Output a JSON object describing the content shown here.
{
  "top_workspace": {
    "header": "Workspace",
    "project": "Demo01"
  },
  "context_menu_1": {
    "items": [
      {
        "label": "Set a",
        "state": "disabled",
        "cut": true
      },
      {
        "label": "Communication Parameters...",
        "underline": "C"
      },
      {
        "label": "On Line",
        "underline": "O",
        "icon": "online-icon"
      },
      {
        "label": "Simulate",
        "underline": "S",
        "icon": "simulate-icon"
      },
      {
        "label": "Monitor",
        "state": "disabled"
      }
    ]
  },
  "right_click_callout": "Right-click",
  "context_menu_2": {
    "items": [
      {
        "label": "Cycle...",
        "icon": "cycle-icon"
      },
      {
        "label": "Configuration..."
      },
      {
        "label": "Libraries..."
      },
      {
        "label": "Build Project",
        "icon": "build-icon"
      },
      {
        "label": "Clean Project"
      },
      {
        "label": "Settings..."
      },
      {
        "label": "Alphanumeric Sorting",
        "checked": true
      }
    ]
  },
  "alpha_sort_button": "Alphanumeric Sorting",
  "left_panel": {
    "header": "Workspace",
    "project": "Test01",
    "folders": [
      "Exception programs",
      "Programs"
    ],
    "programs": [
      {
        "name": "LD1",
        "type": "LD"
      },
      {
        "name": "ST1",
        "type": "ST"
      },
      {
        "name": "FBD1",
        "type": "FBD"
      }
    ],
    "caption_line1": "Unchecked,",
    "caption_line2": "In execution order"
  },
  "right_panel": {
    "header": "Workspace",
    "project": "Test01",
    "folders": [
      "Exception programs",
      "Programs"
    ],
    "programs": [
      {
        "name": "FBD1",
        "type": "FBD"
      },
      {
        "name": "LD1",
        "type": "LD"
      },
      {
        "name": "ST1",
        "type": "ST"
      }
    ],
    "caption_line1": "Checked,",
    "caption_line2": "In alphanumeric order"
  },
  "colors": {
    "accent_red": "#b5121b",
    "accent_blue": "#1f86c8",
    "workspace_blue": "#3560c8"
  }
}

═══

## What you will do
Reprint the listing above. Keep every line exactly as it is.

## Solution for this problem
Output a JSON object describing the content shown here.
{
  "top_workspace": {
    "header": "Workspace",
    "project": "Demo01"
  },
  "context_menu_1": {
    "items": [
      {
        "label": "Set a",
        "state": "disabled",
        "cut": true
      },
      {
        "label": "Communication Parameters...",
        "underline": "C"
      },
      {
        "label": "On Line",
        "underline": "O",
        "icon": "online-icon"
      },
      {
        "label": "Simulate",
        "underline": "S",
        "icon": "simulate-icon"
      },
      {
        "label": "Monitor",
        "state": "disabled"
      }
    ]
  },
  "right_click_callout": "Right-click",
  "context_menu_2": {
    "items": [
      {
        "label": "Cycle...",
        "icon": "cycle-icon"
      },
      {
        "label": "Configuration..."
      },
      {
        "label": "Libraries..."
      },
      {
        "label": "Build Project",
        "icon": "build-icon"
      },
      {
        "label": "Clean Project"
      },
      {
        "label": "Settings..."
      },
      {
        "label": "Alphanumeric Sorting",
        "checked": true
      }
    ]
  },
  "alpha_sort_button": "Alphanumeric Sorting",
  "left_panel": {
    "header": "Workspace",
    "project": "Test01",
    "folders": [
      "Exception programs",
      "Programs"
    ],
    "programs": [
      {
        "name": "LD1",
        "type": "LD"
      },
      {
        "name": "ST1",
        "type": "ST"
      },
      {
        "name": "FBD1",
        "type": "FBD"
      }
    ],
    "caption_line1": "Unchecked,",
    "caption_line2": "In execution order"
  },
  "right_panel": {
    "header": "Workspace",
    "project": "Test01",
    "folders": [
      "Exception programs",
      "Programs"
    ],
    "programs": [
      {
        "name": "FBD1",
        "type": "FBD"
      },
      {
        "name": "LD1",
        "type": "LD"
      },
      {
        "name": "ST1",
        "type": "ST"
      }
    ],
    "caption_line1": "Checked,",
    "caption_line2": "In alphanumeric order"
  },
  "colors": {
    "accent_red": "#b5121b",
    "accent_blue": "#1f86c8",
    "workspace_blue": "#3560c8"
  }
}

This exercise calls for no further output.